You can even emulate the pros and chill the vacuum chamber. The easiest way would be a bucket for a single chamber. A horseís watering trough could accommodate a dozen or more chambers at the same time. Fill the tub or bucket with ice and water. To make it even colder add some salt to the bath. Just the way you do it with a home churn ice cream freezer. Depending upon the time it takes you might need to add more ice periodically. On thing you want to make sure is that the water level does not rise above the tops of the chambers. It wouldnít do to open the chamber and flood it with water. First it would defeat the drying. Second you would add a dose of salt to the food. While you could pull the chamber completely out to empty the food. If you are going to process more that one batch it is easier to leave the chamber in the bath and reload it in place. If using a chilling bath you may need to weight the containers so they donít float.
ďA word of caution.Ē Cooling down PVC can make it brittle. This could cause the chamber to fail.
For the freezing I would suspect that it would only take minutes or probably less than an hour to accomplish. That is unless you are using very little dry ice or a relatively large batch. It is that cold.
Figure that a 6-inch by roughly foot tall chamber loaded as much as possible with food. If pumped down fairly often would probably only take a few hours. Again it would take some experimentation to find out for sure. Over exposure to either the cold or vacuum wonít hurt. Running things too short of a time would result in ruined food due to spoilage. Worse yet if you stored it than ate it. Food poisoning isnít fun and could be fatal.
When experimenting, you will want to do small batches to get the timing down and reduce waste.
I would recommend starting with the vacuum part of the setup.
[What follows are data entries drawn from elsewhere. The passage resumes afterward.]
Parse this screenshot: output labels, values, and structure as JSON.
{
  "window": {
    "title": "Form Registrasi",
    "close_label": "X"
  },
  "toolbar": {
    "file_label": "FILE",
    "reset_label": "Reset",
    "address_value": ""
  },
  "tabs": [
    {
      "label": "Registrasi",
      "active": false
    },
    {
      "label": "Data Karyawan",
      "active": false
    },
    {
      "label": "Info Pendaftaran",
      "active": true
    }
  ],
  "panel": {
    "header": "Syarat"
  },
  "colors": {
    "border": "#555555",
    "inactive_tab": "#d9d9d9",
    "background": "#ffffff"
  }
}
Even if things fail with the freeze drying. The chamber and pump can be used for other things. Therefore it will not be as much of a waste of resources. Since you wonít be store the first small batches. But will be reconstituting them to see how it works. You can do the freezing in your home freezer. Then once you are satisfied that you have that part down pat. You can move on to the rapid freezing portion. Then you can determine is the results are worth the extra expense.
That should give you a way to freeze dry food at the home level. It might also spark some other ideas and methods to do the same thing.